Problem to solve
Copy out every line in the entries below that includes "file".

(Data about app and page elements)
************

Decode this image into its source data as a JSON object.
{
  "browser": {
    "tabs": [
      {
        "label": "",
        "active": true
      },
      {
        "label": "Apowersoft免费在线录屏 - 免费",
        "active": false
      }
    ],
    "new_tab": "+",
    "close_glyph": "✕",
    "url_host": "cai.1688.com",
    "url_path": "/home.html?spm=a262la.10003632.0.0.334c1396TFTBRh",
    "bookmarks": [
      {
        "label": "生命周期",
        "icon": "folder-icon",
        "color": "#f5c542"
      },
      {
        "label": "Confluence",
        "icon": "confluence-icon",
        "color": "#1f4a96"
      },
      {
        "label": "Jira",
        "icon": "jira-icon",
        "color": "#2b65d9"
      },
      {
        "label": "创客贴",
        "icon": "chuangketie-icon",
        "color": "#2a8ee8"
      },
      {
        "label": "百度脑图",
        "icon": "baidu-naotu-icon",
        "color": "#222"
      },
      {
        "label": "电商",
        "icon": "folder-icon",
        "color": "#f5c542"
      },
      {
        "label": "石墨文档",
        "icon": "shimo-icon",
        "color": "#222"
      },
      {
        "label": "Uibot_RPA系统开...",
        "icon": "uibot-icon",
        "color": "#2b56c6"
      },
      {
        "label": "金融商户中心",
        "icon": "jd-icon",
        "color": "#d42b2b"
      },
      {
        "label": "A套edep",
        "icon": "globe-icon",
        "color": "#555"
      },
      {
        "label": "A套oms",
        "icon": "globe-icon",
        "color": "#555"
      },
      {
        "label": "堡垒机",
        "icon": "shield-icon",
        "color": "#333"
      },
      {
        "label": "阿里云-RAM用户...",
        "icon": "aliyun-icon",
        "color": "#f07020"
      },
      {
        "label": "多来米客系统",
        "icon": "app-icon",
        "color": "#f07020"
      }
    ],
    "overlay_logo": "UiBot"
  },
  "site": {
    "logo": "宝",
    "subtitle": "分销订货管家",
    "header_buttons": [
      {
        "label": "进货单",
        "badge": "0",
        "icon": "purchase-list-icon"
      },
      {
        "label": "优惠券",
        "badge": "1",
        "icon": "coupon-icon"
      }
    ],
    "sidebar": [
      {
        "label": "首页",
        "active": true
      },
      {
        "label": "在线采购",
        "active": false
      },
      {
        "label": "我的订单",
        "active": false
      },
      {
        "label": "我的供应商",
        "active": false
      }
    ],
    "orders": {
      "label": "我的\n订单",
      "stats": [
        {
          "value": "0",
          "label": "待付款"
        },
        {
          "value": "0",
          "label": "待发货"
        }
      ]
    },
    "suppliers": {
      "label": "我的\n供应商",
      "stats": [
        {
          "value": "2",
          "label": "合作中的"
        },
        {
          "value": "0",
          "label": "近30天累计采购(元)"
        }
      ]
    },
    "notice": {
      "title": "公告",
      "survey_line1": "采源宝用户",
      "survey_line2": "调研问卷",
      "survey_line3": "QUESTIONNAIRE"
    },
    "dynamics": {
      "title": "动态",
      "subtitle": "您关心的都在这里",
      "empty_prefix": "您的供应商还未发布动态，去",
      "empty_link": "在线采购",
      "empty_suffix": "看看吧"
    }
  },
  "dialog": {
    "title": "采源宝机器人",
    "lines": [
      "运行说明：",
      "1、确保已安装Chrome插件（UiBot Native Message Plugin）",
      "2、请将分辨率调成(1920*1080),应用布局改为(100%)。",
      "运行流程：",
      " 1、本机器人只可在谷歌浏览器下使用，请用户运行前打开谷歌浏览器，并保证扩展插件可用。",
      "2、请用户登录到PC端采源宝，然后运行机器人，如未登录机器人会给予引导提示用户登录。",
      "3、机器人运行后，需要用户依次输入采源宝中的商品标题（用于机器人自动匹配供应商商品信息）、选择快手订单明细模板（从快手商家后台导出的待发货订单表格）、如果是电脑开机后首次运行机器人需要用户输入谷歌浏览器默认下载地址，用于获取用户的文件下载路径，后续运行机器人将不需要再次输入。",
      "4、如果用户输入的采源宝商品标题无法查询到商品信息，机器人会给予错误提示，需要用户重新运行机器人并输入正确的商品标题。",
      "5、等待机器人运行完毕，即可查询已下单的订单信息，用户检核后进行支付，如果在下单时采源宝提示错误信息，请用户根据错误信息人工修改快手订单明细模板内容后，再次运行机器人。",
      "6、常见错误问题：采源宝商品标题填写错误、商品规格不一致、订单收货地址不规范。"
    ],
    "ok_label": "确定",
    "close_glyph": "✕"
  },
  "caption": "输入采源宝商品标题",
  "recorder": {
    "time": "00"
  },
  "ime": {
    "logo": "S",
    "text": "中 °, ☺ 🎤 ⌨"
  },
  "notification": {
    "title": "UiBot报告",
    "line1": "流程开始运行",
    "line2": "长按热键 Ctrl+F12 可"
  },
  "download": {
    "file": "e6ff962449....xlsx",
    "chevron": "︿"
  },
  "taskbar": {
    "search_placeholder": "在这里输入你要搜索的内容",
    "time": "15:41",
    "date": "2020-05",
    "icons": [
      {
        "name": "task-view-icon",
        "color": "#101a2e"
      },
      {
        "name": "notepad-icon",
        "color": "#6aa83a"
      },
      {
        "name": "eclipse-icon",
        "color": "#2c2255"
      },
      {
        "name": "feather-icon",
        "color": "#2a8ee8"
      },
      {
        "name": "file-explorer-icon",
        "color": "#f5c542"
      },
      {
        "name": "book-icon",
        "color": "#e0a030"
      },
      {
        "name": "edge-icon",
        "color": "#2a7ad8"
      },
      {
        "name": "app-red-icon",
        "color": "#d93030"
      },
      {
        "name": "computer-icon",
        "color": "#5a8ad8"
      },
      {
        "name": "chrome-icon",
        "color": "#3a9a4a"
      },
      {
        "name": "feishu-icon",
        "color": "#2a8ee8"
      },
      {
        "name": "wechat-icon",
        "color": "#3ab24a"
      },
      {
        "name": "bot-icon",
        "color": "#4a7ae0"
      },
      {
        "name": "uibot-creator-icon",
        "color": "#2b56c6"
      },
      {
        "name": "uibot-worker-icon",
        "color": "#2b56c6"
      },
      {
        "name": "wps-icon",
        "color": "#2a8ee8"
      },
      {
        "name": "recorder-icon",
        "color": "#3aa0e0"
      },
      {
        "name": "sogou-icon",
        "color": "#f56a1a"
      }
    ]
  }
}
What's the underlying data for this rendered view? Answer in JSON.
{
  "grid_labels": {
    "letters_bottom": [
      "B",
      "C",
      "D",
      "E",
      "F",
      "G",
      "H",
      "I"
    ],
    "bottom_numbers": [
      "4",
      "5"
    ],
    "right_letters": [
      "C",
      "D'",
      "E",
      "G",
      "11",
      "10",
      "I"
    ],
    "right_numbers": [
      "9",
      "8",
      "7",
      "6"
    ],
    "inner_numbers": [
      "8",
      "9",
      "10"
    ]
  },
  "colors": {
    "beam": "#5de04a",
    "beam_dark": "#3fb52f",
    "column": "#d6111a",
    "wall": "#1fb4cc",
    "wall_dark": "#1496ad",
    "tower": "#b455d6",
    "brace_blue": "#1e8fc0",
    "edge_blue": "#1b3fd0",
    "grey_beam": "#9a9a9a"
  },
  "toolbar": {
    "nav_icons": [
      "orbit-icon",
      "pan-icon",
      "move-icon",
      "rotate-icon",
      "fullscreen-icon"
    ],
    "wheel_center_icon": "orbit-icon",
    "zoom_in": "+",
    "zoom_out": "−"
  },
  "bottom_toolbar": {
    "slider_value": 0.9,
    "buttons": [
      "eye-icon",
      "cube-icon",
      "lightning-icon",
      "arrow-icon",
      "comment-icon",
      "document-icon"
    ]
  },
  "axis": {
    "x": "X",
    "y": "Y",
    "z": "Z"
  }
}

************

Written solution
    "file": "e6ff962449....xlsx",
        "name": "file-explorer-icon",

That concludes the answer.